“To God belongs all that is in the heavens and in the earth, and God encompasses everything.” (4:126)

The teachings illustrated in the rich archive of Islamic stories are extended to the care and compassion for the earth (long before any meanings behind the term climate change existed!). Islam’s teaching of Oneness finds its way into every corner of Islamic faith. This Oneness refers to the understanding not only of one God, but also of everything in the universe being of God’s creation – understanding that everything has been created from one and the same source. It is no surprise then, that the world around us works as it does where the land, nature and natural processes support us, just as we can contribute to supporting it back. From a scientific perspective this is the first law of ecology. Our world and our universe are so intricately designed; from how the soil grows the plants that feed and purify the air for us and other living things; how our seasons and weather cycles grow these plants, giving them what they need to produce fruit, vegetables, and seeds; how the wind, insects and animals can help to pollinate the plants, continuing their life and the natural cycles that feed, support, share and maintain each other. Any human-influenced disruption to these cycles then, no matter how small, has a domino effect – just as we see in the causes and impacts of climate change.

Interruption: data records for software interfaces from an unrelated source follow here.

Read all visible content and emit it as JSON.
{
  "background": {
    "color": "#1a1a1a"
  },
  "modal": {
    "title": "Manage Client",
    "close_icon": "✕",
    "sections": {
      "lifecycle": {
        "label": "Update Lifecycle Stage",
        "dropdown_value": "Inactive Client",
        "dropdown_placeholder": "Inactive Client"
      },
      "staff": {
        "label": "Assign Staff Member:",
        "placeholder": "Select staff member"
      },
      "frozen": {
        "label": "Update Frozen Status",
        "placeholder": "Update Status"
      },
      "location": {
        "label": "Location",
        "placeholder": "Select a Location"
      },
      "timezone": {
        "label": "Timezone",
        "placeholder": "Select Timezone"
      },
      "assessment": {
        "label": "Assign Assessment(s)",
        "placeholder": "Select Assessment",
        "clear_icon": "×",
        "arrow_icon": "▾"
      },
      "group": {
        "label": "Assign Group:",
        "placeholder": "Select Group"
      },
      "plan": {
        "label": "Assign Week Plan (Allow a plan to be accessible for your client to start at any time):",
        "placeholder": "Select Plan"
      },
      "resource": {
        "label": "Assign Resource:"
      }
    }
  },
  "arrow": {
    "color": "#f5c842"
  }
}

Let’s give an example of this interconnectedness: trees have a special and unique relationship with rainwater. Of course, as plants they absorb water to grow and survive, which they usually get through rainfall. Maybe less obvious though is how during heavy rainstorms, the canopies of a tree’s leaves and trunks help to catch and slow down rain from building up on the ground. The rain that does reach the ground is then slowly soaked up by the soil, but the tree’s roots can help this process by creating pathways through its roots for the water to travel down. Not only this, but the roots will also drink some of that water, helping to reduce the overall build-up of water and therefore reducing the likelihood of flooded ground. Meanwhile, trees also have a key role in capturing carbon from the air, giving both us and the wildlife around us cleaner air and better health. However, deforestation (a human act of removing trees from an area) to make room for farming, buildings, roads or other human-made (and economically motivated) structures, affects those natural cycles and increases the risk of flooding and higher levels of carbon emissions in the air.

“Then We made you successors in the land after them so that We may observe how you will do.” (10:14)

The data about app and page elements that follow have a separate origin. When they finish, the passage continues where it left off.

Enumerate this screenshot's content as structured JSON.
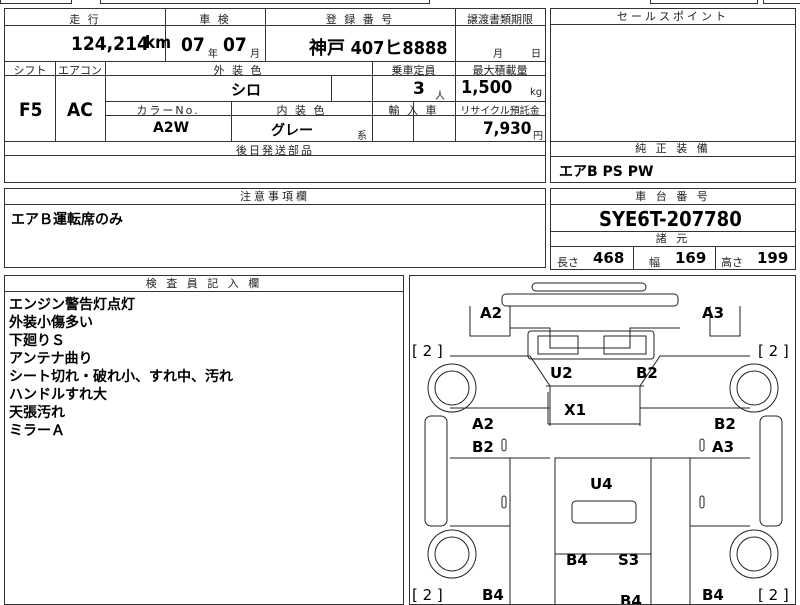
{
  "mileage": {
    "label": "走 行",
    "value": "124,214",
    "unit": "km"
  },
  "inspection": {
    "label": "車 検",
    "year": "07",
    "year_unit": "年",
    "month": "07",
    "month_unit": "月"
  },
  "registration": {
    "label": "登 録 番 号",
    "value": "神戸 407ヒ8888"
  },
  "transfer": {
    "label": "譲渡書類期限",
    "month_unit": "月",
    "day_unit": "日"
  },
  "sales_point": {
    "label": "セールスポイント"
  },
  "shift": {
    "label": "シフト",
    "value": "F5"
  },
  "aircon": {
    "label": "エアコン",
    "value": "AC"
  },
  "exterior_color": {
    "label": "外 装 色",
    "value": "シロ"
  },
  "capacity": {
    "label": "乗車定員",
    "value": "3",
    "unit": "人"
  },
  "max_load": {
    "label": "最大積載量",
    "value": "1,500",
    "unit": "kg"
  },
  "color_no": {
    "label": "カラーNo.",
    "value": "A2W"
  },
  "interior_color": {
    "label": "内 装 色",
    "value": "グレー",
    "suffix": "系"
  },
  "import": {
    "label": "輸 入 車"
  },
  "recycle": {
    "label": "リサイクル預託金",
    "value": "7,930",
    "unit": "円"
  },
  "later_parts": {
    "label": "後日発送部品"
  },
  "genuine_equipment": {
    "label": "純 正 装 備",
    "value": "エアB PS PW"
  },
  "caution": {
    "label": "注意事項欄",
    "value": "エアＢ運転席のみ"
  },
  "chassis": {
    "label": "車 台 番 号",
    "value": "SYE6T-207780"
  },
  "specs": {
    "label": "諸 元",
    "length_label": "長さ",
    "length": "468",
    "width_label": "幅",
    "width": "169",
    "height_label": "高さ",
    "height": "199"
  },
  "inspector": {
    "label": "検 査 員 記 入 欄",
    "notes": [
      "エンジン警告灯点灯",
      "外装小傷多い",
      "下廻りＳ",
      "アンテナ曲り",
      "シート切れ・破れ小、すれ中、汚れ",
      "ハンドルすれ大",
      "天張汚れ",
      "ミラーＡ"
    ]
  },
  "diagram": {
    "marks": {
      "a2_top": "A2",
      "a3_top": "A3",
      "u2": "U2",
      "b2_top": "B2",
      "x1": "X1",
      "a2_left": "A2",
      "b2_left": "B2",
      "b2_right": "B2",
      "a3_right": "A3",
      "u4": "U4",
      "b4_mid": "B4",
      "s3": "S3",
      "b4_bl": "B4",
      "b4_bm": "B4",
      "b4_br": "B4"
    },
    "brackets": {
      "tl": "[ 2 ]",
      "tr": "[ 2 ]",
      "bl": "[ 2 ]",
      "br": "[ 2 ]"
    }
  }
}
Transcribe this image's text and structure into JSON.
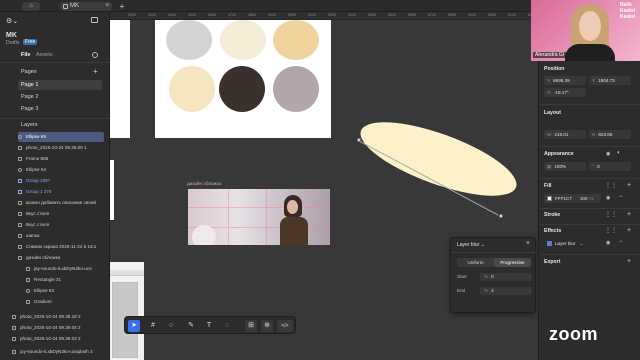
{
  "browser": {
    "home_tab": "⌂",
    "file_tab": "MK",
    "close": "×",
    "new_tab": "+"
  },
  "ruler": {
    "ticks": [
      "4200",
      "4300",
      "4400",
      "4500",
      "4600",
      "4700",
      "4800",
      "4900",
      "5000",
      "5100",
      "5200",
      "5300",
      "5400",
      "5500",
      "5600",
      "5700",
      "5800",
      "5900",
      "6000",
      "6100",
      "6200"
    ]
  },
  "left": {
    "file_name": "MK",
    "drafts": "Drafts",
    "free_badge": "Free",
    "seg_file": "File",
    "seg_assets": "Assets",
    "pages_label": "Pages",
    "add": "+",
    "pages": [
      "Page 1",
      "Page 2",
      "Page 3"
    ],
    "layers_label": "Layers",
    "layers": [
      "Ellipse 65",
      "photo_2025-10-24 09.39.09 1",
      "Frame 868",
      "Ellipse 64",
      "Group 1087",
      "Group 1 378",
      "можно добавить описание своей",
      "Вкус стиля",
      "Вкус стиля",
      "шапка",
      "Снимок экрана 2025-11-24 в 16:1",
      "дизайн обложка",
      "jay-soundo-iLxbDyN3ko-uns",
      "Rectangle 31",
      "Ellipse 63",
      "Gradient",
      "photo_2025-10-24 09.39.18 2",
      "photo_2025-10-24 09.39.04 2",
      "photo_2025-10-24 09.39.03 2",
      "jay-soundo-iLxbDyN3ko-unsplash 3"
    ]
  },
  "canvas": {
    "cover_label": "дизайн обложка",
    "colors": {
      "swatch_gray": "#d3d3d3",
      "swatch_cream": "#f5ecd8",
      "swatch_sand": "#f0d39b",
      "swatch_pale": "#f6e6c2",
      "swatch_dark": "#3a302c",
      "swatch_taupe": "#b2a6a8",
      "ellipse_fill": "#fcf1c8"
    }
  },
  "popover": {
    "title": "Layer blur",
    "chevron": "⌄",
    "close": "×",
    "uniform": "Uniform",
    "progressive": "Progressive",
    "start_label": "Start",
    "start_value": "0",
    "end_label": "End",
    "end_value": "4",
    "pct": "%"
  },
  "toolbar": {
    "move": "➤",
    "frame": "#",
    "shape": "○",
    "pen": "✎",
    "text": "T",
    "comment": "◌",
    "actions": "⊞",
    "dev": "</>"
  },
  "right": {
    "position_label": "Position",
    "x_label": "X",
    "x_value": "6698.39",
    "y_label": "Y",
    "y_value": "1804.73",
    "rotation_label": "⟲",
    "rotation_value": "-18.17°",
    "layout_label": "Layout",
    "w_label": "W",
    "w_value": "218.01",
    "h_label": "H",
    "h_value": "603.85",
    "appearance_label": "Appearance",
    "opacity_value": "100%",
    "radius_value": "0",
    "fill_label": "Fill",
    "fill_hex": "FFF1C7",
    "fill_opacity": "100",
    "fill_pct": "%",
    "stroke_label": "Stroke",
    "effects_label": "Effects",
    "effect_name": "Layer blur",
    "export_label": "Export",
    "zoom": "zoom",
    "fill_color": "#fff1c7"
  },
  "cam": {
    "name": "Alexandra Gl",
    "sign_line1": "Nails",
    "sign_line2": "Kaskd",
    "sign_line3": "Kaskd"
  }
}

Throughout the Qu’ran, readers are referred to as Khalifah, often translated as ‘stewards’, of the Earth. The role of the steward is to look after, oversee and make sure things are as they should be. So, the role of the steward of the earth is what has been embedded in Islam from the very start. It is what every pillar of the faith is rooted in – to strive to maintain the peace and balance of our incredibly designed and interconnected universe.

“The world is beautiful and verdant, and verily God, the exalted, has made you His stewards in it, and He sees how you acquit yourselves” (Saheeh Muslim).

What are the TwoBillion Strong campaign objectives

1. Increased representation of the Muslim community in the climate movement.

2. Increased conversations within the Muslim community around climate change.

“The earth is a mosque, and everything in it is sacred.”
– Green Deen by Ibrahim Abdul-Matin